As schools and workplaces close and daily activities look very different, it’s critical that we take time to have honest, yet reassuring, conversations with our children while taking care of our own physical and emotional health.
One of the best things you can do, with all the information swirling around, is to be ready to talk with your children. Consider yourself on call to listen and answer questions as best you can. Ask your children how they are feeling and if they have questions. Children can sense anxiety and stress. Share how you are feeling. Taking turns sharing will make both of you feel calmer.
Help your children navigate these uncertain times with the following tips:
- Explain what’s happening in simple terms. Remind them that children without underlying illness are not at high risk. One way to explain COVID-19 is: This virus is like a cold or flu and everyone is working to prevent people with weaker bodies from getting it.
- Establish a routine. School-aged children need it. Make a schedule that allows time for school work, play, chores and keep their sleep routine the same.
- Plan fun family activities. Have games or movie night. Include children in planning or cooking a meal together or creating new family traditions. Take a virtual tour of a museum or the zoo together. The zoo may be closed but the webcams are on.
- Allow your children screen time. Children use screen time to connect with their friends and distract themselves from stress.
- Avoid letting children watch TV news. They may not understand it and may become frightened or worried. If your children do hear information on the TV or radio, interpret by using child-friendly language and help them understand their emotions are normal. Always keep your information simple and consistent.
- Reinforce daily actions to reduce the spread of germs. Remind your kids about the importance of social distance, especially when it comes to people exhibiting signs of any kind of cold, flu or illness, such as coughing, sneezing. Get children in the habit of sneezing or coughing into a tissue and throwing that tissue away and washing their hands. Teach them the 20-second hand-washing rule, especially after coughing, sneezing or blowing their noses. Make sure the whole family thoroughly washes up before handling food or eating meals.
- A note about hand sanitizer … If hand-washing isn’t available, hand sanitizer (containing at least 60 percent alcohol) will do in a pinch. Just take extra care using it with younger children to help them avoid ingesting it.
Be Physically Active
In our altered version of daily life, staying healthy requires a little more effort. Being alert and vigilant about hygiene and keeping your distance is vital. Yet so are staying active and positive. Try to get your family outside as often as possible. Encourage your child to go for a bike ride or go on a family walk or hike. Exercise is vital — just remember to keep your distance from other people.
Finally, practice self-care. Schedule time for yourself every day to do something relaxing and stay connected to friends through apps, group chats and social media. Take care of your body by eating well, exercising and getting plenty of sleep.
Each day will be a new challenge, but by looking out for our families and each other, we will get through this.
Dr. Misagh Karimi, MD, is an assistant clinical professor in the Department of Medical Oncology & Therapeutics Research at City of Hope Orange County.

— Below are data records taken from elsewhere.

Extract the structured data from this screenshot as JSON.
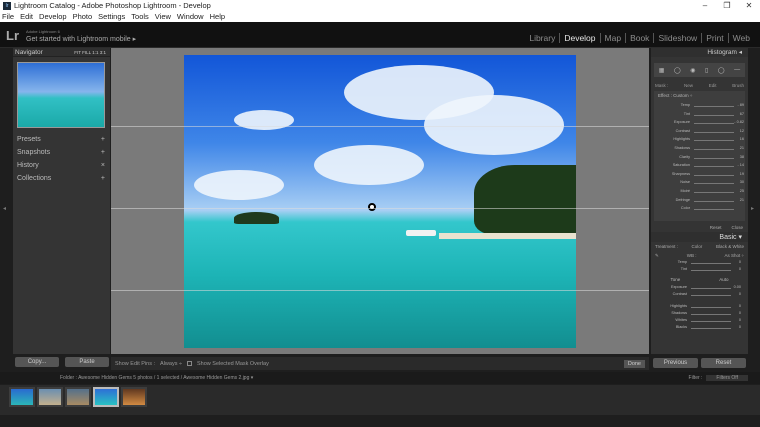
{
  "window": {
    "title": "Lightroom Catalog - Adobe Photoshop Lightroom - Develop",
    "icon": "lr",
    "controls": [
      "–",
      "❐",
      "✕"
    ]
  },
  "menu": [
    "File",
    "Edit",
    "Develop",
    "Photo",
    "Settings",
    "Tools",
    "View",
    "Window",
    "Help"
  ],
  "identity": {
    "logo": "Lr",
    "small": "Adobe Lightroom 6",
    "mobile": "Get started with Lightroom mobile ▸"
  },
  "modules": [
    "Library",
    "Develop",
    "Map",
    "Book",
    "Slideshow",
    "Print",
    "Web"
  ],
  "active_module": "Develop",
  "left": {
    "navigator": "Navigator",
    "nav_opts": "FIT  FILL  1:1  3:1",
    "sections": [
      {
        "label": "Presets",
        "mark": "+"
      },
      {
        "label": "Snapshots",
        "mark": "+"
      },
      {
        "label": "History",
        "mark": "×"
      },
      {
        "label": "Collections",
        "mark": "+"
      }
    ],
    "copy": "Copy...",
    "paste": "Paste"
  },
  "toolstrip": {
    "show_edit": "Show Edit Pins :",
    "always": "Always ÷",
    "overlay": "Show Selected Mask Overlay",
    "done": "Done"
  },
  "right": {
    "histogram": "Histogram ◂",
    "tools": [
      "▦",
      "◯",
      "◉",
      "▯",
      "◯",
      "—"
    ],
    "mask_tabs": [
      "Mask :",
      "New",
      "Edit",
      "Brush"
    ],
    "effect": "Effect :  Custom ÷",
    "sliders1": [
      {
        "label": "Temp",
        "value": "- 89"
      },
      {
        "label": "Tint",
        "value": "67"
      },
      {
        "label": "Exposure",
        "value": "- 0.82"
      },
      {
        "label": "Contrast",
        "value": "12"
      },
      {
        "label": "Highlights",
        "value": "16"
      },
      {
        "label": "Shadows",
        "value": "21"
      },
      {
        "label": "Clarity",
        "value": "38"
      },
      {
        "label": "Saturation",
        "value": "- 14"
      },
      {
        "label": "Sharpness",
        "value": "19"
      },
      {
        "label": "Noise",
        "value": "30"
      },
      {
        "label": "Moiré",
        "value": "25"
      },
      {
        "label": "Defringe",
        "value": "21"
      },
      {
        "label": "Color",
        "value": ""
      }
    ],
    "reset": "Reset",
    "close": "Close",
    "basic": "Basic ▾",
    "treatment": "Treatment :",
    "color": "Color",
    "bw": "Black & White",
    "wb": "WB :",
    "as_shot": "As Shot ÷",
    "sliders2": [
      {
        "label": "Temp",
        "value": "0"
      },
      {
        "label": "Tint",
        "value": "0"
      }
    ],
    "tone": "Tone",
    "auto": "Auto",
    "sliders3": [
      {
        "label": "Exposure",
        "value": "0.00"
      },
      {
        "label": "Contrast",
        "value": "0"
      },
      {
        "label": "Highlights",
        "value": "0"
      },
      {
        "label": "Shadows",
        "value": "0"
      },
      {
        "label": "Whites",
        "value": "0"
      },
      {
        "label": "Blacks",
        "value": "0"
      }
    ],
    "previous": "Previous",
    "reset_btn": "Reset"
  },
  "filmbar": {
    "info": "Folder : Awesome Hidden Gems   5 photos / 1 selected / Awesome Hidden Gems  2.jpg ▾",
    "filter": "Filter :",
    "filter_value": "Filters Off"
  }
}
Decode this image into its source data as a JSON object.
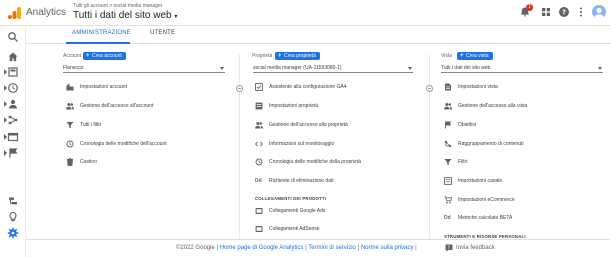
{
  "app": {
    "name": "Analytics",
    "breadcrumb": "Tutti gli account > social media manager",
    "property_title": "Tutti i dati del sito web",
    "notification_count": "1"
  },
  "tabs": {
    "admin": "AMMINISTRAZIONE",
    "user": "UTENTE"
  },
  "account": {
    "label": "Account",
    "create": "Crea account",
    "selected": "Flanecco",
    "items": [
      "Impostazioni account",
      "Gestione dell'accesso all'account",
      "Tutti i filtri",
      "Cronologia delle modifiche dell'account",
      "Cestino"
    ]
  },
  "property": {
    "label": "Proprietà",
    "create": "Crea proprietà",
    "selected": "social media manager (UA-11593080-1)",
    "items": [
      "Assistente alla configurazione GA4",
      "Impostazioni proprietà",
      "Gestione dell'accesso alla proprietà",
      "Informazioni sul monitoraggio",
      "Cronologia delle modifiche della proprietà",
      "Richieste di eliminazione dati"
    ],
    "section": "COLLEGAMENTI DEI PRODOTTI",
    "links": [
      "Collegamenti Google Ads",
      "Collegamenti AdSense"
    ],
    "dd_badge": "Dd"
  },
  "view": {
    "label": "Vista",
    "create": "Crea vista",
    "selected": "Tutti i dati del sito web",
    "items": [
      "Impostazioni vista",
      "Gestione dell'accesso alla vista",
      "Obiettivi",
      "Raggruppamento di contenuti",
      "Filtri",
      "Impostazioni canale",
      "Impostazioni eCommerce",
      "Metriche calcolate BETA"
    ],
    "section": "STRUMENTI E RISORSE PERSONALI",
    "dd_badge": "Dd"
  },
  "footer": {
    "copyright": "©2022 Google",
    "sep": " | ",
    "links": [
      "Home page di Google Analytics",
      "Termini di servizio",
      "Norme sulla privacy"
    ],
    "feedback": "Invia feedback"
  },
  "colors": {
    "accent": "#1a73e8",
    "logo_orange": "#f9ab00",
    "logo_dark": "#e37400",
    "badge": "#d93025"
  }
}
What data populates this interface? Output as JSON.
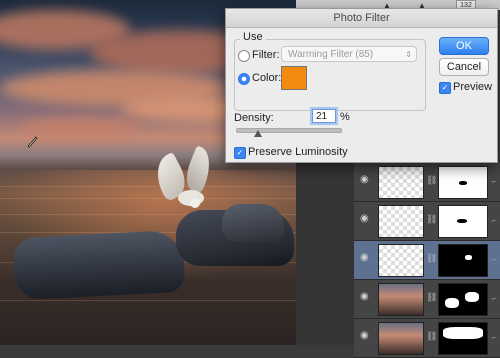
{
  "dialog": {
    "title": "Photo Filter",
    "use_label": "Use",
    "filter_label": "Filter:",
    "filter_value": "Warming Filter (85)",
    "color_label": "Color:",
    "color_value": "#f28a12",
    "selected_mode": "color",
    "density_label": "Density:",
    "density_value": "21",
    "density_unit": "%",
    "density_fraction": 0.21,
    "preserve_luminosity_label": "Preserve Luminosity",
    "preserve_luminosity_checked": true,
    "ok_label": "OK",
    "cancel_label": "Cancel",
    "preview_label": "Preview",
    "preview_checked": true
  },
  "ruler": {
    "value": "132"
  },
  "layers": [
    {
      "type": "transparent",
      "mask": "white",
      "selected": false
    },
    {
      "type": "transparent",
      "mask": "white",
      "selected": false
    },
    {
      "type": "transparent",
      "mask": "black",
      "selected": true
    },
    {
      "type": "photo",
      "mask": "black",
      "selected": false
    },
    {
      "type": "photo",
      "mask": "black",
      "selected": false
    }
  ],
  "icons": {
    "eye": "eye-icon",
    "link": "link-icon",
    "cursor": "eyedropper-icon",
    "checkmark": "checkmark-icon",
    "dropdown": "chevron-updown-icon"
  },
  "colors": {
    "accent": "#3b86f0",
    "selected_layer": "#5f7190"
  }
}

He practices out of City of Hope’s new Newport Beach location, the first phase of City of Hope’s plans to invest $1 billion to develop and operate a regional cancer care network and cancer campus of the future in Orange County.
Top Photo: Jonathan Borba